VAT refunds for tourist shoppers came into effect November 18.
“All through this month, traffic at jewellery stores in the UAE have improved significantly compared with the previous 11 months, and this had everything to do with visitors to the UAE getting back into the shops,” said Joy Alukkas, Chairman of the jewellery store network that bears his name. “We expect the real boost in sales to happen post-Christmas, when more Indian tourists are likely to arrive in the UAE for the holiday period.
“For 2019, we forecast tourist-led sales to be 8-10 per cent higher than this year. Tourist shoppers clearly were waiting for a clarification on the VAT refund — these shoppers were not buying their jewellery needs in other markets, but just waiting for the right time to make a return.”
The VAT refunds can be claimed at the airports, and these can be either through cash (up to a certain limit) or as paybacks to the shopper’s credit card or bank account.
According to Abdulsalam K.P., Executive Director at Malabar Gold & Diamonds, the most obvious signs of increased tourist spending on jewellery is happening at the Gold Souq stores in Dubai. For years, this has been the focal point of anything and everything related to the business of gold. During the better part of this year, Gold Souq outlets were suffering from a sharp drop in tourist buying and from domestic shoppers staying away as well.
Will it take longer for domestic shoppers to make a return? Gold trade sources remain unsure whether this is likely to happen in the near future. Consumer confidence still remains low key — the latest Nielsen data on UAE’s shopper sentiments reveals a drop during the third quarter. It is unlikely that matters would have improved significantly in the current quarter.
It may not help the retailers’ cause — and of local shoppers — that gold prices have been heading higher in recent days — the asset is up 2 per cent this month and in line for the biggest one-month gain since August of 2017. On Monday, bullion was trading at $1,262 (Dh4,635) an ounce.
These days, gold is again basking in the glow of being a safe-haven asset. Exchange-traded funds and central banks are picking up the metal, and when they do so, they turn costlier for shoppers.
“There are so many factors why gold prices could be heading higher in the coming days — dollar weakness, the US government shutdown, oil price slide, doubts about what the US Federal Reserve will do next,” said Cyriac Varghese, General Manager at Sky Jewellery. “You can take a pick of reasons for gold’s rise.
“One has to wait to see at what price level resistance builds up against further rises — for now, $1,285 an ounce looks a possibility and from there to $1,300 won’t require much of a push. But anything higher than that could attract resistance ... at least that’s what we believe.”
Will local shoppers continue to baulk at paying the higher price plus VAT? “The DSF promotions should spur some buying activity,” said Salam. “Yes, there’s a sameness about the promotions — but DSF gold shoppers have gotten used to trying and winning gold bars.
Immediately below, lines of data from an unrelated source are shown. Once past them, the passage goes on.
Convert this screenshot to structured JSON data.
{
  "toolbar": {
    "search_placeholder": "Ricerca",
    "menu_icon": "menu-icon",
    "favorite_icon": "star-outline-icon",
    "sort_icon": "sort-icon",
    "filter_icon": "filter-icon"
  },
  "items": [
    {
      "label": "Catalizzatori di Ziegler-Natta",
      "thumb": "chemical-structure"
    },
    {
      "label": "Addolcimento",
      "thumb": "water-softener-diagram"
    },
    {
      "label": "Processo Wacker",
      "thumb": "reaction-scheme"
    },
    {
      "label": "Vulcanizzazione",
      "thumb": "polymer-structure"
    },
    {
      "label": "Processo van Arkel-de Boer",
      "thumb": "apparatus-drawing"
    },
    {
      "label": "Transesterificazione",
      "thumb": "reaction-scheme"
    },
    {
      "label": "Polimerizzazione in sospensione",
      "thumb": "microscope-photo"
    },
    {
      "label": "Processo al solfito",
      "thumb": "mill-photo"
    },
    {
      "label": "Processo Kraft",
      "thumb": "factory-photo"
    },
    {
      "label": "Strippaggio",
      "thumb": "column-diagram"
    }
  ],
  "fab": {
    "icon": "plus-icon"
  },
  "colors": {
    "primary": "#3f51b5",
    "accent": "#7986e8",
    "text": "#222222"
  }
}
“What we have seen is that there could be an initial hesitation among buyers over price rises, but then they get back into buying before prices shoot up too high. We are in that kind of a situation now.”